responding and ministering long after the outsiders are gone.”

The initial civil disturbances, like looting and violence, that broke out in

the aftermath of the earthquake have been brought under control by the Chilean

military and police, according to news services. An estimated 2 million people

have been affected by the earthquake and the subsequent tsunami that struck

coastal villages. Between 500,000 and 1.5 million houses were destroyed and

access to food, water and electricity remain critical needs.

The death toll from the disaster, however, has been reduced to 528, according

to the reliefweb.int website. Apparently, the number of displaced people

mistakenly was included in the death toll figure at one point.

In addition to the kitchen units, an initial disbursement of $150,000 from

Southern Baptist relief funds has been used to purchase water, first-aid

supplies and other relief materials for distribution in the quake zone, Clark

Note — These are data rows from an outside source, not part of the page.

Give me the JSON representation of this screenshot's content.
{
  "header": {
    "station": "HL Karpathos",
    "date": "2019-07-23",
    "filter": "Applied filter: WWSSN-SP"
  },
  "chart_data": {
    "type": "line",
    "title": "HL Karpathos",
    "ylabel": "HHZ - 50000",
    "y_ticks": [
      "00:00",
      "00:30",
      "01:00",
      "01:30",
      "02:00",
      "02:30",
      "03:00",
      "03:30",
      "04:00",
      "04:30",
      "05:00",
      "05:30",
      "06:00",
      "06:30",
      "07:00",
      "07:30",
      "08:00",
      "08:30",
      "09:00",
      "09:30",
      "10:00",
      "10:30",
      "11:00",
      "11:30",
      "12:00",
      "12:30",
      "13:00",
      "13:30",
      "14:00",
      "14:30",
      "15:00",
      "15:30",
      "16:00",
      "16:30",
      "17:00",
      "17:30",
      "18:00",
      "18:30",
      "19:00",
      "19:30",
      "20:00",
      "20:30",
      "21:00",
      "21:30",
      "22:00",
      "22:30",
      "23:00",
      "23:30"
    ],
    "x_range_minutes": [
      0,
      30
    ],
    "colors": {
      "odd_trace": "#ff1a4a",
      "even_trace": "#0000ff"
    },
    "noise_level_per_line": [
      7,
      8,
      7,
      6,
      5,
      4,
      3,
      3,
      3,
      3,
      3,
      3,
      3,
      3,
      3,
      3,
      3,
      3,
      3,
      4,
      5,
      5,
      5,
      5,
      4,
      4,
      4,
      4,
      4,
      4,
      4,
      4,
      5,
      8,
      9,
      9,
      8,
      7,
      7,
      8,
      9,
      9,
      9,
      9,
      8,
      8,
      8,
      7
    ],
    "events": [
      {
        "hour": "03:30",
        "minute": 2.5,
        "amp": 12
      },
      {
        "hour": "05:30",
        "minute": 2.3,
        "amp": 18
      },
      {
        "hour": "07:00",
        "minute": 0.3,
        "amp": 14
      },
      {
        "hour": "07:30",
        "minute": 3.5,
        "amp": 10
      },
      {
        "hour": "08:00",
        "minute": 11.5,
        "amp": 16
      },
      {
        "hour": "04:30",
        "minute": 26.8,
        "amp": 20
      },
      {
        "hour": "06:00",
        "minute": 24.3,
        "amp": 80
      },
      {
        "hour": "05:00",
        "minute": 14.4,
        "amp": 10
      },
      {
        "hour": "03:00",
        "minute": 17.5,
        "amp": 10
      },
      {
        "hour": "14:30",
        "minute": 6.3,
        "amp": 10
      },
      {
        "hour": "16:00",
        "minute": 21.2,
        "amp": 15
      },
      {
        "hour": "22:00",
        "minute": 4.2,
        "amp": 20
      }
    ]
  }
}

said.

Another immediate need is emergency shelter, Clark said. “While some tents and

tarps will be used for shelter, another option is a temporary pine-sided,

tin-roofed, slatted-floor house that can be put together in a couple of hours,”

he said. “The materials, labor and know-how are readily available locally. The

cost is about $500 to $600 each to construct.”

The possibility of providing 500 to 600 of the shelters, using $300,000 in

disaster relief funds, is being evaluated, Clark said.

Partnership with Chilean Baptist representatives has been crucial to assessing

the need and launching the joint relief effort, Clark noted.

“We have been traveling with three representatives of the Chile Baptist

Convention who have been instrumental in our contacts with local Baptist

churches,” Clark said. “They are working on a number of different relief

fronts, including food and basic needs distribution. El Sembrador Baptist

Church of Talca has been generous to let us use their sanctuary as a dormitory,

dining room and headquarters.”

(EDITOR’S NOTE — Kelly is an assistant editor with Baptist Press. For more

information about the Chile relief effort, visit www.imb.org. Donations to

Southern Baptist Chilean relief may be made at http://www.imb.org, click on the

Chile quake response graphic. One hundred percent of each donation goes to meet

human needs. Updated prayer requests can be viewed at imb.org/pray.)